Last week, staff gathered around a table in our office and discussed the sad accounts of Syrian activists feeling disillusioned and abandoned after Russia and China vetoed a UN Resolution aimed at stopping the conflict.
We knew we had to do something for the Syrian activists, but what?
The international community was moving at a snail’s pace, so our political advocacy options were unclear. But we did know one thing – even if mostly symbolic, it was important to let the Syrian people standing up for their freedom know that U.S. citizens haven’t forgotten about them.
We sent Syria a Valentine.
After all, Valentine’s Day has come to be regarded as a day that celebrates all kinds of love and friendship. If cards are given to teachers, parents, children, siblings, friends and sweethearts, why not Syrian activists?
Would our community understand the gesture and participate?
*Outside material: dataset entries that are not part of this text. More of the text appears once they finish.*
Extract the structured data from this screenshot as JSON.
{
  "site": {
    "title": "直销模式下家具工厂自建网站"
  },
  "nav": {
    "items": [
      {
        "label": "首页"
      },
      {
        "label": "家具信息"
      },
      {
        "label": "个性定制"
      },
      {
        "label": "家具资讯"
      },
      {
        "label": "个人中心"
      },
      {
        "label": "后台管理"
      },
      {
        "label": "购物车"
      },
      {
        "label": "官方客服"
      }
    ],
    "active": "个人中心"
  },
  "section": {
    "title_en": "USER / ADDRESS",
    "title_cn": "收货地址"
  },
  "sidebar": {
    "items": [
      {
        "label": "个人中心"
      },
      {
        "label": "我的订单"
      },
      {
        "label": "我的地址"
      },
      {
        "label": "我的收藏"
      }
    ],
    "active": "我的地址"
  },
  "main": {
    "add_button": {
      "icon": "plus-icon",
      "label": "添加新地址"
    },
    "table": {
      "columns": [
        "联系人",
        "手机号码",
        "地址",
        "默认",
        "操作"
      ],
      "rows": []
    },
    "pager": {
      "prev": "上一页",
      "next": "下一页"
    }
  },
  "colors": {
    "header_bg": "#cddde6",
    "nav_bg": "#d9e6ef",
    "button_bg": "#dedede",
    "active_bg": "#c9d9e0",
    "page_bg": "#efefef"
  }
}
YES!!
- Arms Control (22)
- Become a Member (3)
- Become a Member (1)
- Capitol Hill (165)
- CGS Political Action Committee (PAC) (17)
- Chapters (4)
- Civilian Protection (133)
- Climate Change (94)
- Comprehensive Test-Ban Treaty (CTBT) (2)
- Congressional Report Card (7)
- Current Campaigns (8)
- Election News & Analysis (101)
- Fellows (2)
- Gender Based Violence (26)
- Genocide Prevention (113)
- Get Involved (70)
- Home (12)
- Human Rights (223)
- Human Rights Council (31)
- International Criminal Court (167)
- International Criminal Justice (51)
- Law & Justice (211)
- Law of the Sea Treaty (55)
- Nuclear Disarmament (81)
- Nuclear Non-Proliferation Treaty (NPT) (2)
- Other (33)
- PAC: 2010 Election Endorsements (3)
- Partners for Global Change (2)
- Peacekeeping (104)
- Prevent War (182)
- Rights of the Child Treaty (10)
- Strategic Arms Reduction Treaty (START) (19)
- Support Us (15)
- Take Action (24)
- Tax Deductible Giving (2)
- UN Funding (71)
- UN Reform & Revitalization (43)
- United Nations (321)
- usaforicc.org (1)
- WFI (5)
- Women's Rights Treaty (CEDAW) (47)